Sometimes it feels like I make a lot of mistakes, all in the name of growth. The paths I’ve chosen for myself, living in NYC, working in the field that I do, the terrible decisions that I make fueled by vodka and an instinct for self-destruction, are difficult paths to walk. Yesterday I acknowledged that the darkness that has tortured and comforted me since my teens wanted to take over, wanted to let me wallow in What Ifs and Why Mes. Instead, though, this time I acknowledged that it was there, and I stared back at it. I let it scream, and call for me, and I didn’t answer; I continued on with my day, letting that voice fade into the background by the time I made it to my mat at the end of the night. What would normally put me into a tunnel of depression instead made me feel stronger, and guiding my practice with my favorite mantra of I will do well contributed to my waking up this morning with a smile on my face, knowing the past can’t change, so all we can do is move forward.

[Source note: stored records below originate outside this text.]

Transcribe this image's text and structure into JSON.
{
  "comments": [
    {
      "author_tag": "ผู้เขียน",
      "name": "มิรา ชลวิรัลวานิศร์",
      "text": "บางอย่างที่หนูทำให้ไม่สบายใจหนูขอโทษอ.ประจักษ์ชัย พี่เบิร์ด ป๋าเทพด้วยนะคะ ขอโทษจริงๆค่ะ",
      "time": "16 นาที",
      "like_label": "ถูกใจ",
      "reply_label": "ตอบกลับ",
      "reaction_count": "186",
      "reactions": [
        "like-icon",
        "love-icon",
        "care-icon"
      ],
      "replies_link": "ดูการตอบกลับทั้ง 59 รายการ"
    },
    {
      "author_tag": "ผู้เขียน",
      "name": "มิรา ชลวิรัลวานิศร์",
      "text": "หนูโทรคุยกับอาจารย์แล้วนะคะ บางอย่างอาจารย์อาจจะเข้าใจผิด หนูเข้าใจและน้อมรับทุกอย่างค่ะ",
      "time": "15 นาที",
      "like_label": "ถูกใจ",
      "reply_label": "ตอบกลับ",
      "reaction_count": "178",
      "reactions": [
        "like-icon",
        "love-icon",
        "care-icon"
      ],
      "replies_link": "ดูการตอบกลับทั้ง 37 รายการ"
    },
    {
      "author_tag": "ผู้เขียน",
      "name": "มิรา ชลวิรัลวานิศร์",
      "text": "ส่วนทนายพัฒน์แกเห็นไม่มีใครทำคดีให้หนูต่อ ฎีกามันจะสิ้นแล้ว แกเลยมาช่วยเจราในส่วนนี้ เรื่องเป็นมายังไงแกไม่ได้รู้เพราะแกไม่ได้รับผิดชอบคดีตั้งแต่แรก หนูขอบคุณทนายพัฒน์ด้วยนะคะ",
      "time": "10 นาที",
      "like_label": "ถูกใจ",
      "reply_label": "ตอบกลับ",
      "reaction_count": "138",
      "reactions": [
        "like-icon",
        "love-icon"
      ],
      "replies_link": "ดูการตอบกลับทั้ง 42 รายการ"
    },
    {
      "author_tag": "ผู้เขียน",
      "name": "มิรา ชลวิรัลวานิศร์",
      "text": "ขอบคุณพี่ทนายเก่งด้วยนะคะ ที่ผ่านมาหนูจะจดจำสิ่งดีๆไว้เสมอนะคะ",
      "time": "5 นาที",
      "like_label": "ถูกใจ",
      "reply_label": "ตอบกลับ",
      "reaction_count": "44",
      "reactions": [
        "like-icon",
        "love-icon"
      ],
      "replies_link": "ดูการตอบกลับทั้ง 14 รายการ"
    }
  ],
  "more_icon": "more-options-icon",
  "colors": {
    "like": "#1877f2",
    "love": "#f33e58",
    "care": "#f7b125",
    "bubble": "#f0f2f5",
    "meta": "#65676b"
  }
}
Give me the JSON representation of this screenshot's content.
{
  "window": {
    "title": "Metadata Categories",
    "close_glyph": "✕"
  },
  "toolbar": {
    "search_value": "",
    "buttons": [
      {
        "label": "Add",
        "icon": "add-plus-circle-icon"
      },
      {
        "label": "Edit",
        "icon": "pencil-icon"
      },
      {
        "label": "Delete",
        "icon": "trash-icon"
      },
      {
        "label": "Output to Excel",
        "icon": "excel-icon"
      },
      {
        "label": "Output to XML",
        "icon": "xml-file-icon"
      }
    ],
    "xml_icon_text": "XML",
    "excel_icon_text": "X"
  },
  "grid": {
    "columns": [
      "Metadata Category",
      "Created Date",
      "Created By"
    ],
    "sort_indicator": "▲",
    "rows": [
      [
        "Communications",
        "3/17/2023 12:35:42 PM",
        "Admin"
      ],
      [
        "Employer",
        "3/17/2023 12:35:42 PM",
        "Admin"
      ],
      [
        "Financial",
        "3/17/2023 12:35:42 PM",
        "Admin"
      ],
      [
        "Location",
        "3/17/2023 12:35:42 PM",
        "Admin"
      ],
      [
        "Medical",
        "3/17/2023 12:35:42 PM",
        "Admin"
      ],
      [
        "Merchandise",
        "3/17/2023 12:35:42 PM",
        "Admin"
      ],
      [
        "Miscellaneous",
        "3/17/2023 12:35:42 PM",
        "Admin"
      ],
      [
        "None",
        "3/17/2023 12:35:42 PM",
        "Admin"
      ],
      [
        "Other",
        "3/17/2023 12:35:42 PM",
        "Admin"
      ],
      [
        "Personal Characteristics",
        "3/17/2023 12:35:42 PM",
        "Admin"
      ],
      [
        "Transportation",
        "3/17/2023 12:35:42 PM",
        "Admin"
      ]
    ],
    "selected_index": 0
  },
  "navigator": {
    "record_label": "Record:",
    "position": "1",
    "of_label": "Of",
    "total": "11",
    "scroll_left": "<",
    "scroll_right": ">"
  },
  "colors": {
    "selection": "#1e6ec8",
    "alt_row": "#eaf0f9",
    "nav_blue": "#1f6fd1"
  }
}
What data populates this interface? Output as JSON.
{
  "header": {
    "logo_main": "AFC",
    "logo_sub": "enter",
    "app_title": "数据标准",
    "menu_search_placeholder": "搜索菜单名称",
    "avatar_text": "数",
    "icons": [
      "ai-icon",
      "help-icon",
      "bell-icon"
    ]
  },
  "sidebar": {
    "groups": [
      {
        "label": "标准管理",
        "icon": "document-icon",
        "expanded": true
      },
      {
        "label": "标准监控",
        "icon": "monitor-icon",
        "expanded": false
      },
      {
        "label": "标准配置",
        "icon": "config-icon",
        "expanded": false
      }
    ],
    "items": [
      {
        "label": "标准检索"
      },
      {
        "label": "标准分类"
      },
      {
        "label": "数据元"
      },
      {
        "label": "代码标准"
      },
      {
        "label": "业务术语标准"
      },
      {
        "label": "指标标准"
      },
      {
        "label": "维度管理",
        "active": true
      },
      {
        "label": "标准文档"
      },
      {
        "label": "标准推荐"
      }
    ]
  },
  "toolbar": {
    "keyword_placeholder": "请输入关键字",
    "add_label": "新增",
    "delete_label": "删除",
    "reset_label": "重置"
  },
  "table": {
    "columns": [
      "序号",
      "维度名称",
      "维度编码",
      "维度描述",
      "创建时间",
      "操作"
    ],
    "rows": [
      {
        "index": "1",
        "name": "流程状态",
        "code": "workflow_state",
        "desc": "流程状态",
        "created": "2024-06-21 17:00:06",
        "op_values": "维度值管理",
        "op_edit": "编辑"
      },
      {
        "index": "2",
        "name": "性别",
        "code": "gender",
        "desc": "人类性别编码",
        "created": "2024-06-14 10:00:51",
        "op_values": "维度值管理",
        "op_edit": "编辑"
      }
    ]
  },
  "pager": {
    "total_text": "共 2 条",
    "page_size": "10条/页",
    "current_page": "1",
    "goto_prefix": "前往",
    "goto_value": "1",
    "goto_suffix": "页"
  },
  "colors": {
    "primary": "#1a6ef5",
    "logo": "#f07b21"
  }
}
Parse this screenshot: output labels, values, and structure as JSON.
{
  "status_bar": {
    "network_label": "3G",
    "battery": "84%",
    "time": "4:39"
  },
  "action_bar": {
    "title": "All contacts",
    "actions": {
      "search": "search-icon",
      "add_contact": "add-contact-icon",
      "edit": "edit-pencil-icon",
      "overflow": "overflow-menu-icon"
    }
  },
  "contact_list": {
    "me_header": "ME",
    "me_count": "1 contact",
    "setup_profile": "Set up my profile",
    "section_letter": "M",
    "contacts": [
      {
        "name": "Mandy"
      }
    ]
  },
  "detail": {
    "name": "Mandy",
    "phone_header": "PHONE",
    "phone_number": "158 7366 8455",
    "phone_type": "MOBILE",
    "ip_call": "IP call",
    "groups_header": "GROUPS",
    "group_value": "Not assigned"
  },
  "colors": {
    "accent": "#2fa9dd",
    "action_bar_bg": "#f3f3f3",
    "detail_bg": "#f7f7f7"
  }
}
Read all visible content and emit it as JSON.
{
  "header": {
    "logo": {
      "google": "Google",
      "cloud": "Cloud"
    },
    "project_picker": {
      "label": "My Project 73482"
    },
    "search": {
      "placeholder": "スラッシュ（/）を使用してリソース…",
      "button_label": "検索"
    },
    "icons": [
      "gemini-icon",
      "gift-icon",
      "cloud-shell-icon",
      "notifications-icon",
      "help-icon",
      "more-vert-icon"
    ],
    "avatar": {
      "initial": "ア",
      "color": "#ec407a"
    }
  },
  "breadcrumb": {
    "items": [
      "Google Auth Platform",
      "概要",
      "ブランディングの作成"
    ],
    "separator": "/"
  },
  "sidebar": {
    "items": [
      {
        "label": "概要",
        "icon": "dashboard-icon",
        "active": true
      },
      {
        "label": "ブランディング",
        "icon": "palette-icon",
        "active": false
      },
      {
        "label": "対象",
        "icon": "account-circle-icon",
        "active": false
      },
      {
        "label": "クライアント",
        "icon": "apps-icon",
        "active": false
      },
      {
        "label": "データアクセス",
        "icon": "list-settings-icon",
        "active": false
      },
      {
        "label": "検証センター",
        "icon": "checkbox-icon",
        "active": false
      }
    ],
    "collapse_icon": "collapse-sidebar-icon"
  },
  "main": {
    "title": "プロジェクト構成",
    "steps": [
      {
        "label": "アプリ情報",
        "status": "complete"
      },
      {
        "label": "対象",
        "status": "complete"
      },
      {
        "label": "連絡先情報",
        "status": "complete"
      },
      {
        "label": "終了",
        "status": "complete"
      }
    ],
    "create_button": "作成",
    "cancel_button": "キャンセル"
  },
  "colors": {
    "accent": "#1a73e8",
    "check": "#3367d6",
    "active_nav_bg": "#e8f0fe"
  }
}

There are paths that we’re given and paths that we choose, and each of them converge into a wild ride of life. Maybe the paths that I’ve chosen are the difficult ones, or maybe the ones I’ve been given are driving me to something more. Whether it’s divinely decreed or written in the stars or whatever else you believe in, I think that the quote above makes sense for everyone. Instead of crying that our paths are harder than everyone else’s, or wallowing in the belief that things will always be exactly as they are right now, we should all make a point to remember that there’s a light somewhere in every tunnel. Let the mistakes that can tear us down instead fuel us further, higher, better, more. Remember that we all have a higher purpose than stewing in the misery of a moment, and we’re all capable of watching the tunnel from afar instead of charging into it like it has the answers. The quote at the beginning of this post inspired me to make sure that I’m carving my path, and letting the rocky mistakes along the way call me to the best version of myself.